Percentage change in the occupation ceiling between 2016-17 and 2017-18
Likely points required for a 189 invitation in the 2017-18 program year
Whilst it is impossible to give any certainty on the points required for an invitation, we have made a prediction based on the occupation ceilings and number of EOI lodgements remaining stable.

Occupation July 2017 Points 2016-17 Points Change in Ceiling 2017-18 Prognosis
2211 Accountants 75 70 91.4% Increase Points required likely to reduce to 70 or 65
2212 Auditors, Company Secretaries and Corporate Treasurers 75 70 6.1% Decrease Points likely to be 70-75 for 2017-18
2334 Electronics Engineers 70 65 No Change Points likely to reduce to 65
2335 Industrial, Mechanical and Production Engineers 70 60-65 41.5% Increase Points likely to reduce to 65
2339 Other Engineering Professionals 70 60-65 No Change Likely to reduce to 65
2611 ICT Business and Systems Analysts 75 65 6.2% Increase Likely to reduce to 70 or 65 points
2613 Software and Applications Programmers 70 65 9.5% Increase Likely to reduce to 65 points
2631 Computer Network Professionals 70 60-65 7.6% Decrease Likely to reduce to 65 points

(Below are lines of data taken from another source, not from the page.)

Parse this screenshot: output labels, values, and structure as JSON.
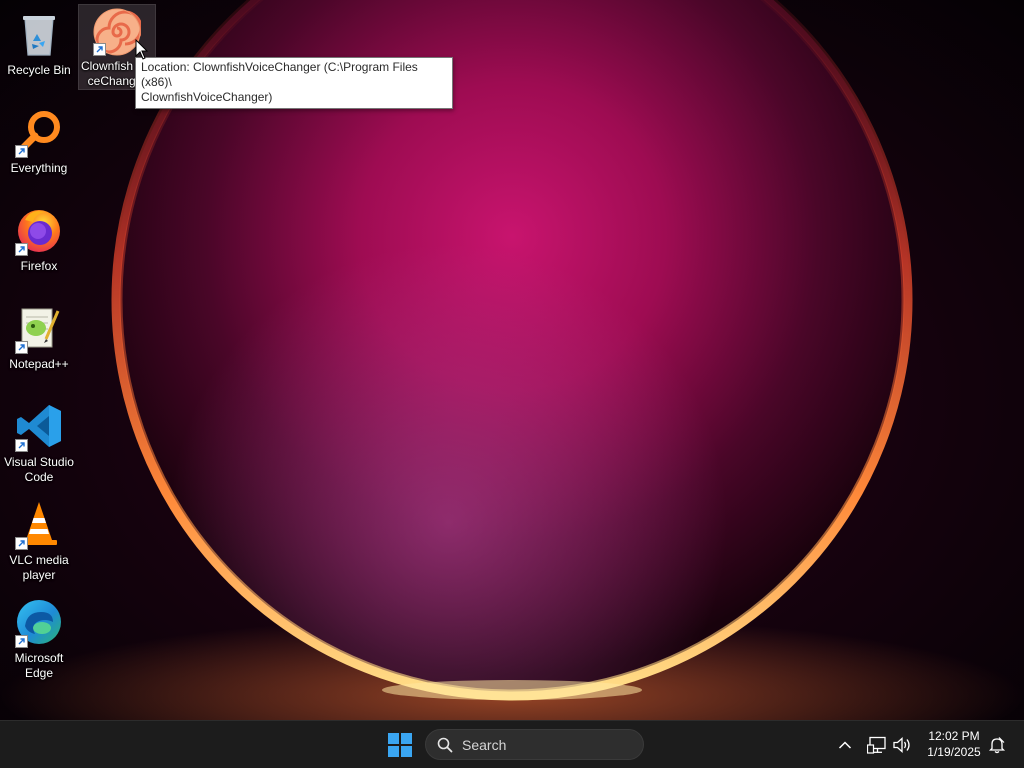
{
  "desktop": {
    "icons": [
      {
        "label": "Recycle Bin",
        "icon": "recycle-bin-icon"
      },
      {
        "label": "Clownfish Voi\nceChanger",
        "icon": "clownfish-icon",
        "selected": true
      },
      {
        "label": "Everything",
        "icon": "everything-search-icon"
      },
      {
        "label": "Firefox",
        "icon": "firefox-icon"
      },
      {
        "label": "Notepad++",
        "icon": "notepadpp-icon"
      },
      {
        "label": "Visual Studio\nCode",
        "icon": "vscode-icon"
      },
      {
        "label": "VLC media\nplayer",
        "icon": "vlc-icon"
      },
      {
        "label": "Microsoft\nEdge",
        "icon": "edge-icon"
      }
    ],
    "tooltip": "Location: ClownfishVoiceChanger (C:\\Program Files (x86)\\\nClownfishVoiceChanger)"
  },
  "taskbar": {
    "start_icon": "windows-logo-icon",
    "search_placeholder": "Search",
    "tray": {
      "overflow_icon": "chevron-up-icon",
      "network_icon": "network-icon",
      "volume_icon": "volume-icon",
      "notification_icon": "notification-bell-icon"
    },
    "clock": {
      "time": "12:02 PM",
      "date": "1/19/2025"
    }
  },
  "colors": {
    "taskbar_bg": "#1c1c1c",
    "start_blue": "#3aa6f2",
    "wallpaper_glow": "#c8146e",
    "wallpaper_rim": "#ffb347"
  }
}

Processing times have been updated and for General Skilled Migration, the Department of Immigration is indicating a processing time of 6-11 months. This is longer than was previously the case, but allocation dates would seem to indicate that applications are being allocated quite quickly. It appears that processing itself has slowed down, and this is possibly due to numbers for the 2016-17 filling early:

Application Type 75% finalised within 90% finalised within
Skilled Independent Subclass 189 8 months 11 months
Skilled Nominated Subclass 190 9 months 13 months
489 – State Nominated 8 months 14 months
489 – Family Sponsored 6 months 9 months
485 – Post-Study Work 79 days 4 months
485 – Graduate Work 4 months 4 months

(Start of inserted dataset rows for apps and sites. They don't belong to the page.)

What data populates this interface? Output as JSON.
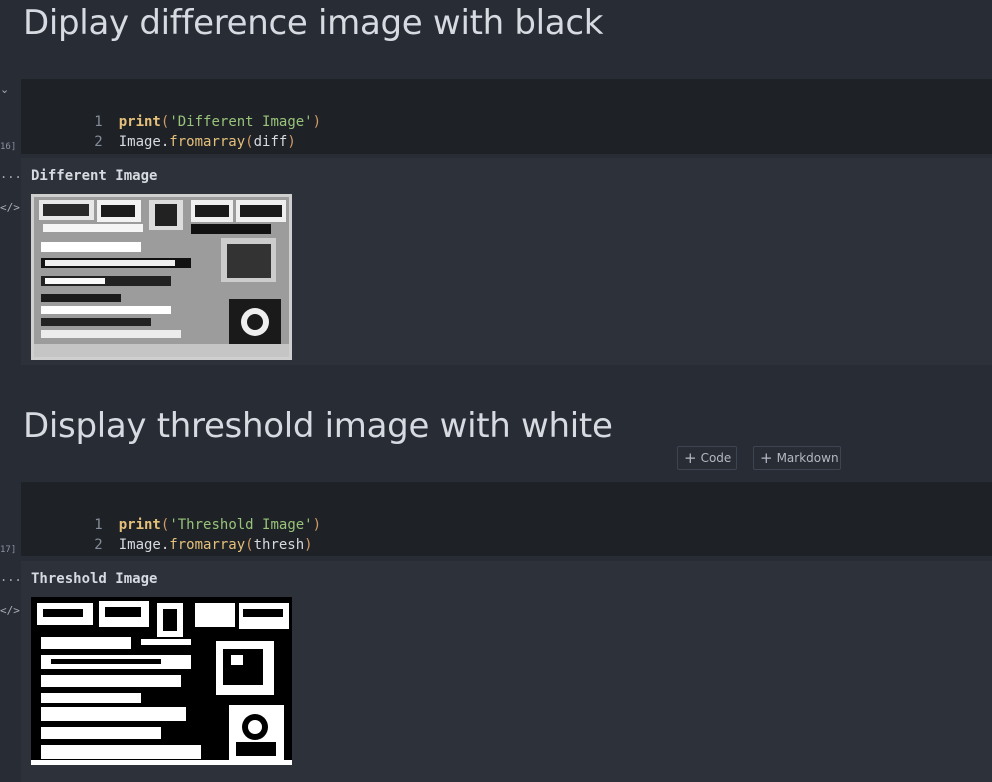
{
  "cells": [
    {
      "heading": "Diplay difference image with black",
      "exec_count": "16]",
      "code": {
        "line1_num": "1",
        "line1_fn": "print",
        "line1_open": "(",
        "line1_str": "'Different Image'",
        "line1_close": ")",
        "line2_num": "2",
        "line2_obj": "Image.",
        "line2_fn": "fromarray",
        "line2_open": "(",
        "line2_arg": "diff",
        "line2_close": ")"
      },
      "output_text": "Different Image",
      "output_image_desc": "grayscale difference image"
    },
    {
      "heading": "Display threshold image with white",
      "exec_count": "17]",
      "code": {
        "line1_num": "1",
        "line1_fn": "print",
        "line1_open": "(",
        "line1_str": "'Threshold Image'",
        "line1_close": ")",
        "line2_num": "2",
        "line2_obj": "Image.",
        "line2_fn": "fromarray",
        "line2_open": "(",
        "line2_arg": "thresh",
        "line2_close": ")"
      },
      "output_text": "Threshold Image",
      "output_image_desc": "black and white threshold image"
    }
  ],
  "toolbar": {
    "add_code_label": "Code",
    "add_markdown_label": "Markdown"
  },
  "gutter": {
    "output_dots": "...",
    "code_icon": "</>"
  },
  "colors": {
    "background": "#282c34",
    "code_bg": "#1e2227",
    "output_bg": "#2c313a",
    "function": "#e5c07b",
    "string": "#98c379",
    "paren": "#d19a66"
  }
}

State Migration Plans Updated for Most States and Territories

All states and territories have now updated their State Migration Plans for the 2017-18 program year, apart from NSW and NT.

Tasmania is one of the best states for state nomination, but will be increasing their requirements in the coming months (for instance, amount of time required to work or study in Tasmania).

West Australia is one of the more difficult states as their list is quite limited and minimum work experience and job offer requirements apply.

https://www.border.gov.au/Trav/Visa-1/485-

https://www.border.gov.au/Trav/Visa-1/189-

https://www.border.gov.au/Trav/Visa-1/190-

https://www.border.gov.au/Trav/Visa-1/489-

https://www.border.gov.au/Trav/Work/Work/Allocation-dates-for-General-Skilled-Migration-applications